Now, keep in mind that I hadn't enjoyed a weenie roast since I was a kid, and I hadn't been on a horse since 1995. But it was all sorts of good fun. Devilled eggs. Slightly charred hotdogs. Relish. Chips. Marshmallows. S'mores.

Plus, the two youngest't done a bonfire before and spent quite a while tossing in more sticks and leaves and styrofoam plates and rocks and...well, you name it, they tossed it. That was pretty fun to watch.

But now I'm all wanting to ride some more. I guess it's worse than a bike, because not only do you remember how, but you want to do it all the time. Sheesh.

Good fun.

Unfortunately, every time I head for the country, I remember why I want so badly to be financially independent so I can move back. *sigh* It's quiet. Peaceful. Green and gold and red and brown and orange. Hills and valleys, meadows and forests. Hell, just the drive was a balm.

I like where I live. It's a small city, nothing like even Kansas City up north or Saint Louis to the west. But it is a city, and it has all the distasteful things I associate with cities -- too much traffic, too much noise, too many people, and too much hassle.

I was raised on a farm, and I miss it. Yeah, it was hard work, but that was the price of living on 100 acres. Of course, we were dirt poor most of the time and dad had to drive almost three hours one way every day to work to support us, but we could go outside and run around all day without irritating another single soul. We could climb trees without worrying if the "owner" would be mad. We could blow off firecrackers any time of the year, so long as they didn't scare the cows. We could have a bonfire any old time we had the brush to burn without having to get a burn permit and stand over the tiny blaze with a water hose, just in case. We could ride horses for hours without seeing the same tree twice. We could camp or not, wade in the stream or the pond or not, run around screaming our heads off without worrying about the police being called. Or not.
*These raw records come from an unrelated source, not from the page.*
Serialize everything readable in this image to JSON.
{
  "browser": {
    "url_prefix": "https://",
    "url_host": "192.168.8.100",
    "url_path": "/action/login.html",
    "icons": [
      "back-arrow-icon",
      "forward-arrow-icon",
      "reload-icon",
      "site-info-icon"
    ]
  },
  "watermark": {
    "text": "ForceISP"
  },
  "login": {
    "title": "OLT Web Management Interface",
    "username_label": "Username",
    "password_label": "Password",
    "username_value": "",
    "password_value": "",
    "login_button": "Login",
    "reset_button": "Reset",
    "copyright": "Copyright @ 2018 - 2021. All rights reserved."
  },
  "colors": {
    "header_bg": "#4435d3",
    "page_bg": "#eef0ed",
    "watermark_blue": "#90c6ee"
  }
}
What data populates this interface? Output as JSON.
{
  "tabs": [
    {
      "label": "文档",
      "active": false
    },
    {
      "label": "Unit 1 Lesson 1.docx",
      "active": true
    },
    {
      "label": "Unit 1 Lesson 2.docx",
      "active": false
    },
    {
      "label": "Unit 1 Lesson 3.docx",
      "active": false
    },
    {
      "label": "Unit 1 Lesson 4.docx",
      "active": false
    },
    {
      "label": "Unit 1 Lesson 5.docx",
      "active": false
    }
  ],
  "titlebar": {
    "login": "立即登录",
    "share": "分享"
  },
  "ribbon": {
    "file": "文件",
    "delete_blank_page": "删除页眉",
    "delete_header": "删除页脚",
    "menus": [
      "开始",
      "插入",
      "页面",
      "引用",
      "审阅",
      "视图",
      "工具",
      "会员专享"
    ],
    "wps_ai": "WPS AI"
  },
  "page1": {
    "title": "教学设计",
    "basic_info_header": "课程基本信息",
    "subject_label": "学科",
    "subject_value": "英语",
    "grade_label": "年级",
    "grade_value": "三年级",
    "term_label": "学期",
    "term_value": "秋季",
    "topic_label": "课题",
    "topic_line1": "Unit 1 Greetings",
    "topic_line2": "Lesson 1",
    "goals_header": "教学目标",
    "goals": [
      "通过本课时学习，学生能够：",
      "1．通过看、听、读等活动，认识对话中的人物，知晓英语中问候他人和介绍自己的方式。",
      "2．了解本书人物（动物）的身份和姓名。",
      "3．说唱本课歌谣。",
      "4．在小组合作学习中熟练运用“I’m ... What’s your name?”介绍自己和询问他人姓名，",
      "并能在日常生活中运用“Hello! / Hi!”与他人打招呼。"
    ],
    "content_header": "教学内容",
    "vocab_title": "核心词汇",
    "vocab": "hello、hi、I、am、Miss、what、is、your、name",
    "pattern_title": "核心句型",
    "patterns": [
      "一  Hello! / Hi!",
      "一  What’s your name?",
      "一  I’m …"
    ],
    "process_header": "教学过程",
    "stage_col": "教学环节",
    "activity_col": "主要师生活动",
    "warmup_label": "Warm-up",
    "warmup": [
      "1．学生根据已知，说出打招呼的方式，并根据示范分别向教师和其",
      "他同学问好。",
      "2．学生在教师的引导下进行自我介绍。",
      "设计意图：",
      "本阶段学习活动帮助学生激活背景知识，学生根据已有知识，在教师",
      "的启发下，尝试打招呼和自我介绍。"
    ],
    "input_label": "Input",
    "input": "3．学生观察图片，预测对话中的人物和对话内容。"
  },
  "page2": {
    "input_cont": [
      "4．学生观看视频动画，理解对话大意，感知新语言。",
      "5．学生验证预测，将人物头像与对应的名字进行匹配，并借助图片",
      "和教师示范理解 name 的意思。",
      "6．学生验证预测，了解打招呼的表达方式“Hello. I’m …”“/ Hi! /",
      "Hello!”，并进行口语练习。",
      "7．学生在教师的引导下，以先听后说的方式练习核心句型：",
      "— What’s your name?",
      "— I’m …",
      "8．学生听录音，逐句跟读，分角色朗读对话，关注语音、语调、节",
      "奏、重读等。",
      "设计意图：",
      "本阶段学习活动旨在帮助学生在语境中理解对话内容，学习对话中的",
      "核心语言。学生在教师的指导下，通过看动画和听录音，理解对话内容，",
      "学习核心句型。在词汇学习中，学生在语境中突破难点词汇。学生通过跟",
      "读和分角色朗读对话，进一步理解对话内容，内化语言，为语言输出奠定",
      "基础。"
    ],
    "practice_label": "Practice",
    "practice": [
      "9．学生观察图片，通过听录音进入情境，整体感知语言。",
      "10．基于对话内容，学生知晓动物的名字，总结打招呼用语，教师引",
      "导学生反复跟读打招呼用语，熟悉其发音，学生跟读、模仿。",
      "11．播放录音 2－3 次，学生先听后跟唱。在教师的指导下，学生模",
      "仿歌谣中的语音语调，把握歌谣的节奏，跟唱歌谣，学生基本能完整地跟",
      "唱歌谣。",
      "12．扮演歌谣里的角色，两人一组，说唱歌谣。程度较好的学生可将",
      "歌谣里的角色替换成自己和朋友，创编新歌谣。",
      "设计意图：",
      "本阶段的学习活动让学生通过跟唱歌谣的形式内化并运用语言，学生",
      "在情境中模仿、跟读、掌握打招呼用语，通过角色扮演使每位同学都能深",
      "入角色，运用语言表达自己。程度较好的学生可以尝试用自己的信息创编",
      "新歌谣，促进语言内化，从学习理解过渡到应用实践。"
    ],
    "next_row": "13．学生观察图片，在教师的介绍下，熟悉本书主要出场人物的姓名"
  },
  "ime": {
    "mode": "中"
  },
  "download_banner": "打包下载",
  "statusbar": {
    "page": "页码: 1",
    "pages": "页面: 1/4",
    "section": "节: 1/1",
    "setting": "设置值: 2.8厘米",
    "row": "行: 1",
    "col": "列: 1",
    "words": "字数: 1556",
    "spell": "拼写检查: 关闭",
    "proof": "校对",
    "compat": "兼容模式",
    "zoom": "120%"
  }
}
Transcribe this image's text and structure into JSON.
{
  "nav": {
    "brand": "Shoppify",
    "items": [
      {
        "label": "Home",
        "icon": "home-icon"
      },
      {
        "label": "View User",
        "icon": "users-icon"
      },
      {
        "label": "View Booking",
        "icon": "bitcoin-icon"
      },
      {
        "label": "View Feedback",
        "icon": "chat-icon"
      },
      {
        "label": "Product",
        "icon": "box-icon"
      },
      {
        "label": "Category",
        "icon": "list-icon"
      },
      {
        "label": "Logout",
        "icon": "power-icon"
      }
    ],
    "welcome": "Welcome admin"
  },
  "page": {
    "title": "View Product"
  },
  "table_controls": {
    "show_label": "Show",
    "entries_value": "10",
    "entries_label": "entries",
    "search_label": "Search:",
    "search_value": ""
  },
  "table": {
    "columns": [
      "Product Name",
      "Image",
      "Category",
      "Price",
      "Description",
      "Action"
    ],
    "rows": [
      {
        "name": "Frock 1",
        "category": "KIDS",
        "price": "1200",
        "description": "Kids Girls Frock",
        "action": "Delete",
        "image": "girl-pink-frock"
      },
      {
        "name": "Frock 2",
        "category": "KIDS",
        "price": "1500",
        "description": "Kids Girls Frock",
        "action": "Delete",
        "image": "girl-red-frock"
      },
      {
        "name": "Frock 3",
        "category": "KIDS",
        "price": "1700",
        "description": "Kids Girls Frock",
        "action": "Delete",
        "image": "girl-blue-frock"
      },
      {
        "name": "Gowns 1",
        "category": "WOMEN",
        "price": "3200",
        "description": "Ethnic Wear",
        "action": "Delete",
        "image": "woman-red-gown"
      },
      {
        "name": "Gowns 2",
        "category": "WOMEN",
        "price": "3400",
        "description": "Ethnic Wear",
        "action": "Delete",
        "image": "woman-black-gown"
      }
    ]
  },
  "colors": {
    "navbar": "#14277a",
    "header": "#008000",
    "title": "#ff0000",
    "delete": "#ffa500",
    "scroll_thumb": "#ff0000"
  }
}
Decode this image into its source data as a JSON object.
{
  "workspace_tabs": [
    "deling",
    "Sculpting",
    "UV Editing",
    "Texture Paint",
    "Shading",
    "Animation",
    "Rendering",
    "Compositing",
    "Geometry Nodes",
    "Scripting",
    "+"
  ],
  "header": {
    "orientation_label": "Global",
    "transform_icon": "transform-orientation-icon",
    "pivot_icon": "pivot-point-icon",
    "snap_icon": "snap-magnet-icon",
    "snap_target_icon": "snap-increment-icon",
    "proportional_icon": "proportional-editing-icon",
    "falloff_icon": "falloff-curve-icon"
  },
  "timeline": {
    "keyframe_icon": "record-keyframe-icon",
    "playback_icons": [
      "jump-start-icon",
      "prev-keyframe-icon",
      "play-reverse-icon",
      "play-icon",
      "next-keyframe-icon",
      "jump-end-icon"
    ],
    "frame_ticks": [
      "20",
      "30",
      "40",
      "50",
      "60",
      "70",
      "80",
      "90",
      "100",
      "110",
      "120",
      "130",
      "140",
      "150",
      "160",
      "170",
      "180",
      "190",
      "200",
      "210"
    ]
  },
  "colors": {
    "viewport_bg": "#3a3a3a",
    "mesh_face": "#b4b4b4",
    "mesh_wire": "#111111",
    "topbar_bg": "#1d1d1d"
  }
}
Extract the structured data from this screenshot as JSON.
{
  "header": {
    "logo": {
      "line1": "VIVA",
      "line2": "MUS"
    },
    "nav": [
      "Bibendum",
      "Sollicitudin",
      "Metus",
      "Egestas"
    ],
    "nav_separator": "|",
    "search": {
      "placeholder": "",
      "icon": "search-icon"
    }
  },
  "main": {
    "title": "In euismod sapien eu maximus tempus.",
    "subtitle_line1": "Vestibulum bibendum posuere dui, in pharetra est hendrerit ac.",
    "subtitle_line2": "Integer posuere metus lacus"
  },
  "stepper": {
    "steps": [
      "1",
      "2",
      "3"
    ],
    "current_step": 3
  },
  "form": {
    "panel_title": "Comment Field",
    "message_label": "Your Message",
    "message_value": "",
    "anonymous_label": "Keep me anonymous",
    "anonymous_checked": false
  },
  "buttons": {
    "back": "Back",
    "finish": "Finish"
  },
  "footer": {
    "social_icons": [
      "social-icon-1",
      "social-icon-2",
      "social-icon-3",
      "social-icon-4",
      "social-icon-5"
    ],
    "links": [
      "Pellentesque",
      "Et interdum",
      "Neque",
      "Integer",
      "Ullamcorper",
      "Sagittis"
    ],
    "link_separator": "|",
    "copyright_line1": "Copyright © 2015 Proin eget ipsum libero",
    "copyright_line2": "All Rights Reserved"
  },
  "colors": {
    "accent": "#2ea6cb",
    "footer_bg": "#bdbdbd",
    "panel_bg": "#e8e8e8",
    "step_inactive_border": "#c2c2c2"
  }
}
I like my small city, yes, because I've made it and my friends my home. But I love my country. And I want to move back to it.


One of these days. I keep telling myself.